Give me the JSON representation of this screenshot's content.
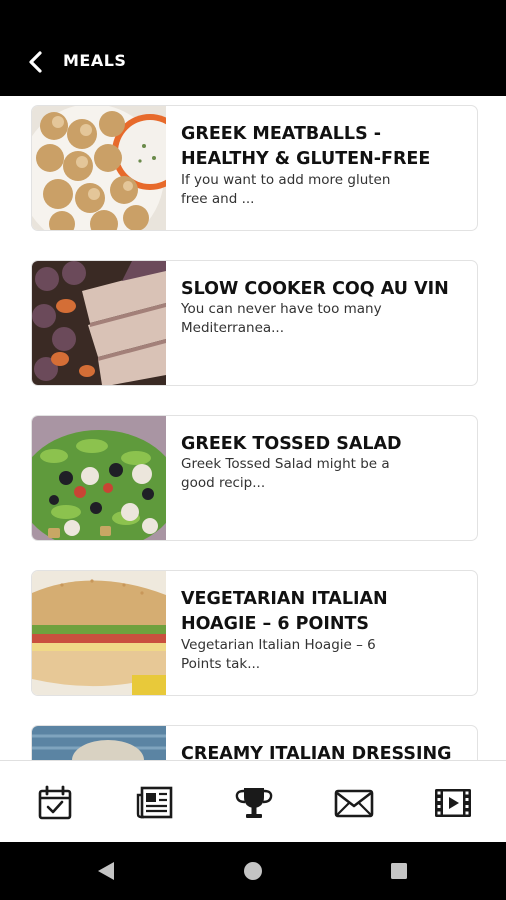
{
  "header": {
    "title": "MEALS",
    "back_icon": "chevron-left-icon"
  },
  "meals": [
    {
      "title": "GREEK MEATBALLS - HEALTHY & GLUTEN-FREE",
      "description": "If you want to add more gluten free and ..."
    },
    {
      "title": "SLOW COOKER COQ AU VIN",
      "description": "You can never have too many Mediterranea..."
    },
    {
      "title": "GREEK TOSSED SALAD",
      "description": "Greek Tossed Salad might be a good recip..."
    },
    {
      "title": "VEGETARIAN ITALIAN HOAGIE – 6 POINTS",
      "description": "Vegetarian Italian Hoagie – 6 Points tak..."
    },
    {
      "title": "CREAMY ITALIAN DRESSING",
      "description": ""
    }
  ],
  "bottom_nav": [
    {
      "icon": "calendar-check-icon"
    },
    {
      "icon": "newspaper-icon"
    },
    {
      "icon": "trophy-icon"
    },
    {
      "icon": "envelope-icon"
    },
    {
      "icon": "film-icon"
    }
  ],
  "system_nav": [
    "back-triangle-icon",
    "home-circle-icon",
    "recents-square-icon"
  ],
  "colors": {
    "app_bar": "#000000",
    "text": "#111111",
    "card_border": "#e2e2e2",
    "icon": "#1a1a1a"
  }
}
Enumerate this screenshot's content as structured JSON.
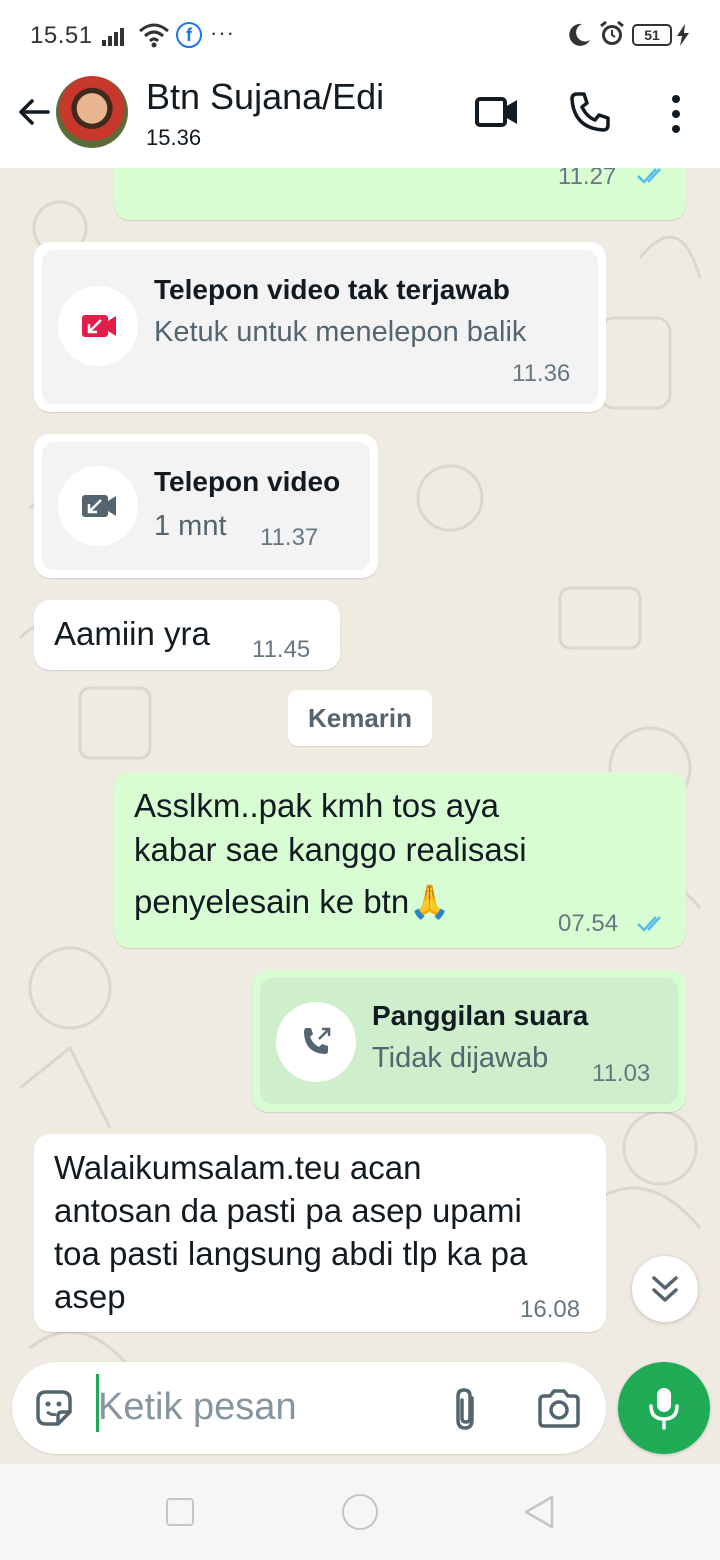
{
  "status_bar": {
    "time": "15.51",
    "battery_level": "51",
    "icons": [
      "signal-icon",
      "wifi-icon",
      "facebook-icon",
      "more-notifications-icon",
      "do-not-disturb-icon",
      "alarm-icon",
      "battery-icon",
      "charging-icon"
    ]
  },
  "header": {
    "contact_name": "Btn Sujana/Edi",
    "subtitle": "15.36",
    "icons": [
      "back-arrow-icon",
      "video-call-icon",
      "voice-call-icon",
      "more-vertical-icon"
    ]
  },
  "messages": [
    {
      "direction": "out",
      "type": "text_partial",
      "text": "",
      "time": "11.27",
      "read": true
    },
    {
      "direction": "in",
      "type": "call",
      "call_title": "Telepon video tak terjawab",
      "call_subtitle": "Ketuk untuk menelepon balik",
      "time": "11.36",
      "icon": "missed-video-call-icon",
      "icon_color": "#e11d48"
    },
    {
      "direction": "in",
      "type": "call",
      "call_title": "Telepon video",
      "call_subtitle": "1 mnt",
      "time": "11.37",
      "icon": "incoming-video-call-icon",
      "icon_color": "#54656f"
    },
    {
      "direction": "in",
      "type": "text",
      "text": "Aamiin yra",
      "time": "11.45"
    },
    {
      "direction": "out",
      "type": "text",
      "lines": [
        "Asslkm..pak kmh tos aya",
        "kabar sae kanggo realisasi",
        "penyelesain ke btn🙏"
      ],
      "time": "07.54",
      "read": true
    },
    {
      "direction": "out",
      "type": "call",
      "call_title": "Panggilan suara",
      "call_subtitle": "Tidak dijawab",
      "time": "11.03",
      "icon": "outgoing-voice-call-icon",
      "icon_color": "#54656f"
    },
    {
      "direction": "in",
      "type": "text",
      "lines": [
        "Walaikumsalam.teu acan",
        "antosan da pasti pa asep upami",
        "toa pasti langsung abdi tlp ka pa",
        "asep"
      ],
      "time": "16.08"
    }
  ],
  "date_separator": "Kemarin",
  "composer": {
    "placeholder": "Ketik pesan",
    "value": ""
  },
  "colors": {
    "outgoing_bubble": "#d9fdd3",
    "incoming_bubble": "#ffffff",
    "chat_background": "#efeae2",
    "accent_green": "#1faa55",
    "read_ticks": "#53bdeb",
    "missed_call": "#e11d48"
  }
}
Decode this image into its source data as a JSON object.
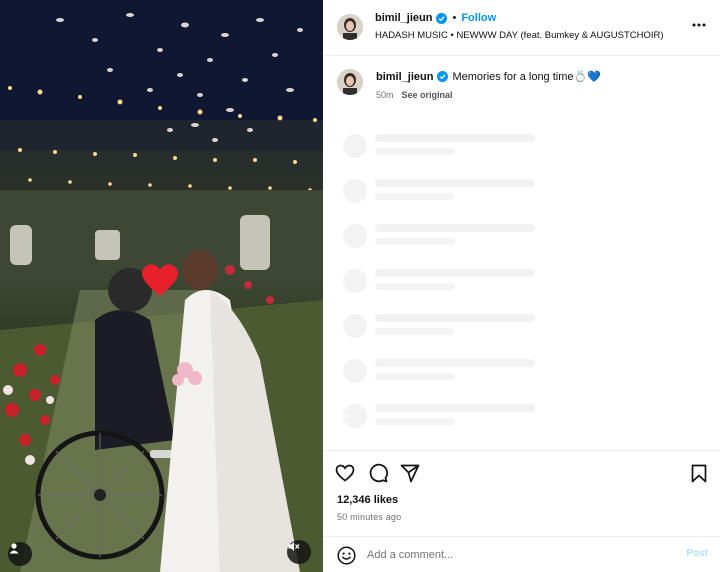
{
  "post": {
    "author": "bimil_jieun",
    "follow_label": "Follow",
    "separator": "•",
    "audio": "HADASH MUSIC • NEWWW DAY (feat. Bumkey & AUGUSTCHOIR)"
  },
  "caption": {
    "author": "bimil_jieun",
    "text": "Memories for a long time",
    "emoji_ring": "💍",
    "emoji_heart": "💙",
    "age": "50m",
    "see_original": "See original"
  },
  "stats": {
    "likes": "12,346 likes",
    "time_ago": "50 minutes ago"
  },
  "comment_box": {
    "placeholder": "Add a comment...",
    "post_label": "Post"
  },
  "icons": {
    "like": "heart-outline-icon",
    "comment": "comment-bubble-icon",
    "share": "paper-plane-icon",
    "save": "bookmark-icon",
    "more": "more-horizontal-icon",
    "tagged": "user-tag-icon",
    "mute": "speaker-muted-icon",
    "emoji": "smiley-icon",
    "verified": "verified-badge-icon"
  },
  "colors": {
    "link_blue": "#0095f6",
    "post_disabled": "#b2dffc",
    "muted_text": "#737373"
  },
  "skeleton_rows": 7
}
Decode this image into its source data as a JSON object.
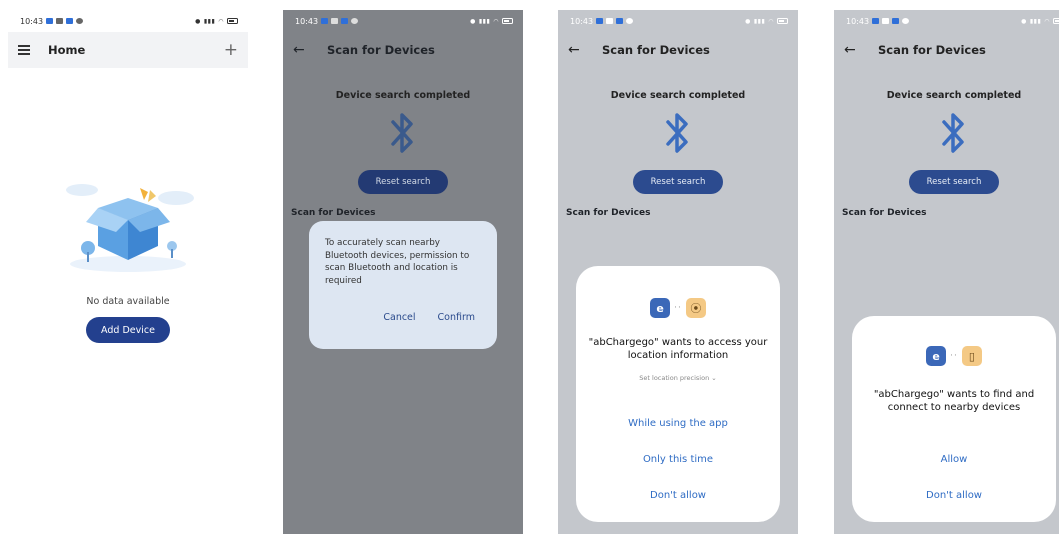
{
  "status_time": "10:43",
  "screen1": {
    "title": "Home",
    "plus_symbol": "+",
    "empty_text": "No data available",
    "add_button": "Add Device"
  },
  "scan": {
    "title": "Scan for Devices",
    "search_done": "Device search completed",
    "reset_button": "Reset search",
    "section_label": "Scan for Devices"
  },
  "screen2": {
    "dialog_message": "To accurately scan nearby Bluetooth devices, permission to scan Bluetooth and location is required",
    "cancel": "Cancel",
    "confirm": "Confirm"
  },
  "screen3": {
    "title": "\"abChargego\" wants to access your location information",
    "precision": "Set location precision ⌄",
    "option_while": "While using the app",
    "option_once": "Only this time",
    "option_deny": "Don't allow"
  },
  "screen4": {
    "title": "\"abChargego\" wants to find and connect to nearby devices",
    "option_allow": "Allow",
    "option_deny": "Don't allow"
  },
  "colors": {
    "primary_button": "#23408e",
    "bluetooth": "#3b6dbf",
    "link_blue": "#2f6cc4"
  }
}
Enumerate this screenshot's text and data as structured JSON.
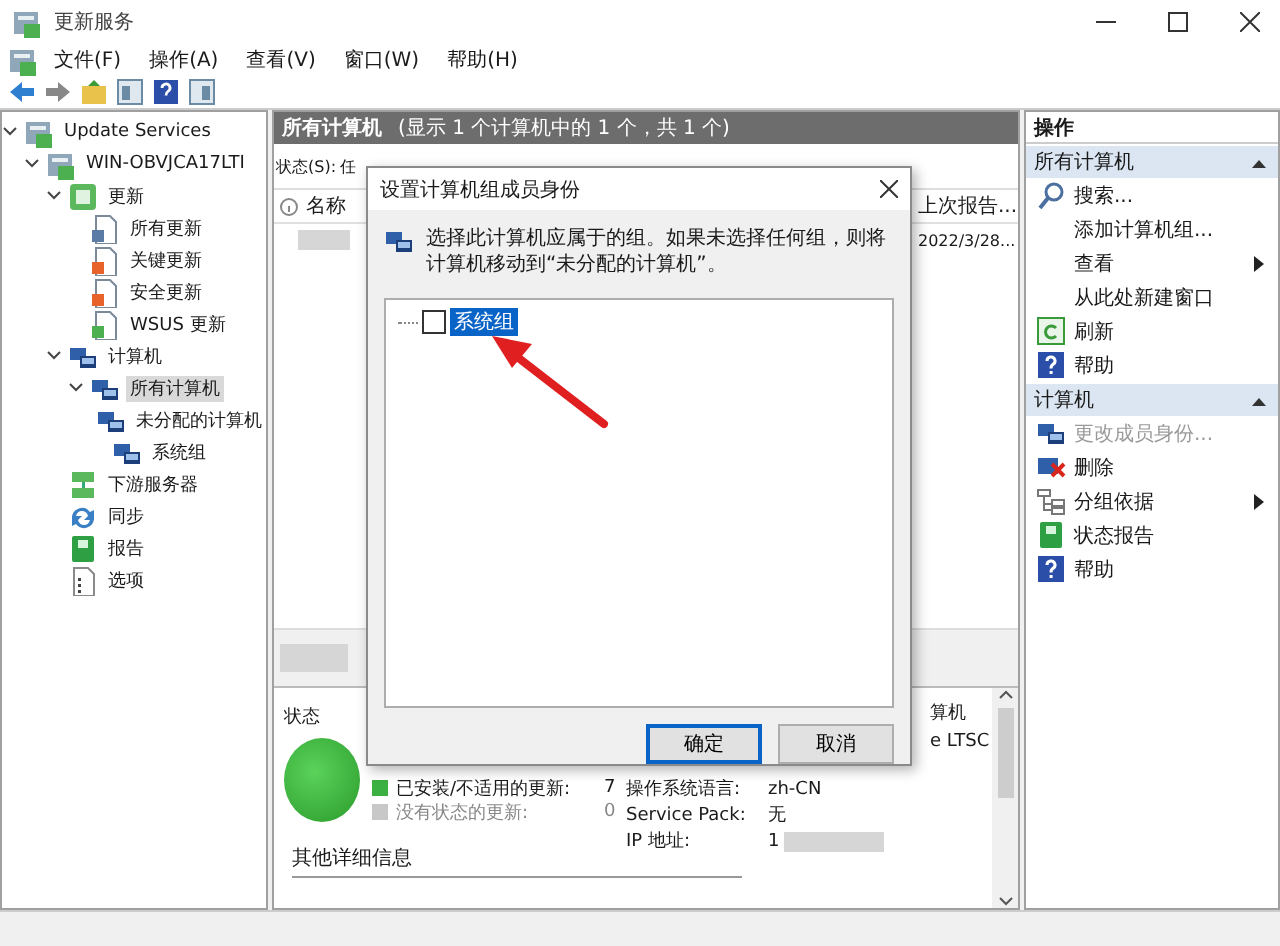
{
  "window": {
    "title": "更新服务"
  },
  "menu": [
    "文件(F)",
    "操作(A)",
    "查看(V)",
    "窗口(W)",
    "帮助(H)"
  ],
  "tree": [
    {
      "label": "Update Services",
      "kind": "server",
      "expanded": true,
      "selected": false,
      "children": [
        {
          "label": "WIN-OBVJCA17LTI",
          "kind": "server",
          "expanded": true,
          "selected": false,
          "children": [
            {
              "label": "更新",
              "kind": "updates",
              "expanded": true,
              "selected": false,
              "children": [
                {
                  "label": "所有更新",
                  "kind": "doc",
                  "selected": false
                },
                {
                  "label": "关键更新",
                  "kind": "critical",
                  "selected": false
                },
                {
                  "label": "安全更新",
                  "kind": "critical",
                  "selected": false
                },
                {
                  "label": "WSUS 更新",
                  "kind": "wsus",
                  "selected": false
                }
              ]
            },
            {
              "label": "计算机",
              "kind": "computers",
              "expanded": true,
              "selected": false,
              "children": [
                {
                  "label": "所有计算机",
                  "kind": "computers",
                  "expanded": true,
                  "selected": true,
                  "children": [
                    {
                      "label": "未分配的计算机",
                      "kind": "computers",
                      "selected": false
                    },
                    {
                      "label": "系统组",
                      "kind": "computers",
                      "selected": false
                    }
                  ]
                }
              ]
            },
            {
              "label": "下游服务器",
              "kind": "downstream",
              "selected": false
            },
            {
              "label": "同步",
              "kind": "sync",
              "selected": false
            },
            {
              "label": "报告",
              "kind": "report",
              "selected": false
            },
            {
              "label": "选项",
              "kind": "options",
              "selected": false
            }
          ]
        }
      ]
    }
  ],
  "center": {
    "header": "所有计算机",
    "header_note": "(显示 1 个计算机中的 1 个，共 1 个)",
    "filter_label": "状态(S):",
    "filter_value": "任",
    "columns": [
      "名称",
      "上次报告..."
    ],
    "rows": [
      {
        "last_report": "2022/3/28..."
      }
    ],
    "details": {
      "status_label": "状态",
      "legend": [
        {
          "label": "已安装/不适用的更新:",
          "count": "7",
          "color": "#3cb043"
        },
        {
          "label": "没有状态的更新:",
          "count": "0",
          "color": "#c8c8c8"
        }
      ],
      "partial": [
        "算机",
        "e LTSC"
      ],
      "info": [
        {
          "label": "操作系统语言:",
          "value": "zh-CN"
        },
        {
          "label": "Service Pack:",
          "value": "无"
        },
        {
          "label": "IP 地址:",
          "value": "1"
        }
      ],
      "more": "其他详细信息"
    }
  },
  "actions": {
    "title": "操作",
    "sections": [
      {
        "title": "所有计算机",
        "items": [
          {
            "label": "搜索...",
            "kind": "search",
            "disabled": false,
            "submenu": false
          },
          {
            "label": "添加计算机组...",
            "kind": "plain",
            "disabled": false,
            "submenu": false
          },
          {
            "label": "查看",
            "kind": "plain",
            "disabled": false,
            "submenu": true
          },
          {
            "label": "从此处新建窗口",
            "kind": "plain",
            "disabled": false,
            "submenu": false
          },
          {
            "label": "刷新",
            "kind": "refresh",
            "disabled": false,
            "submenu": false
          },
          {
            "label": "帮助",
            "kind": "help",
            "disabled": false,
            "submenu": false
          }
        ]
      },
      {
        "title": "计算机",
        "items": [
          {
            "label": "更改成员身份...",
            "kind": "computers",
            "disabled": true,
            "submenu": false
          },
          {
            "label": "删除",
            "kind": "delete",
            "disabled": false,
            "submenu": false
          },
          {
            "label": "分组依据",
            "kind": "group",
            "disabled": false,
            "submenu": true
          },
          {
            "label": "状态报告",
            "kind": "report",
            "disabled": false,
            "submenu": false
          },
          {
            "label": "帮助",
            "kind": "help",
            "disabled": false,
            "submenu": false
          }
        ]
      }
    ]
  },
  "dialog": {
    "title": "设置计算机组成员身份",
    "message": "选择此计算机应属于的组。如果未选择任何组，则将计算机移动到“未分配的计算机”。",
    "groups": [
      {
        "label": "系统组",
        "checked": false,
        "selected": true
      }
    ],
    "buttons": [
      {
        "label": "确定",
        "default": true
      },
      {
        "label": "取消",
        "default": false
      }
    ]
  }
}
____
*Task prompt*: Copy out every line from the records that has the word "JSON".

*Problem solution*:
Give me the JSON representation of this screenshot's content.
Enumerate this screenshot's content as structured JSON.
Decode this image into its source data as a JSON object.
Decode this image into its source data as a JSON object.
Enumerate this screenshot's text and data as structured JSON.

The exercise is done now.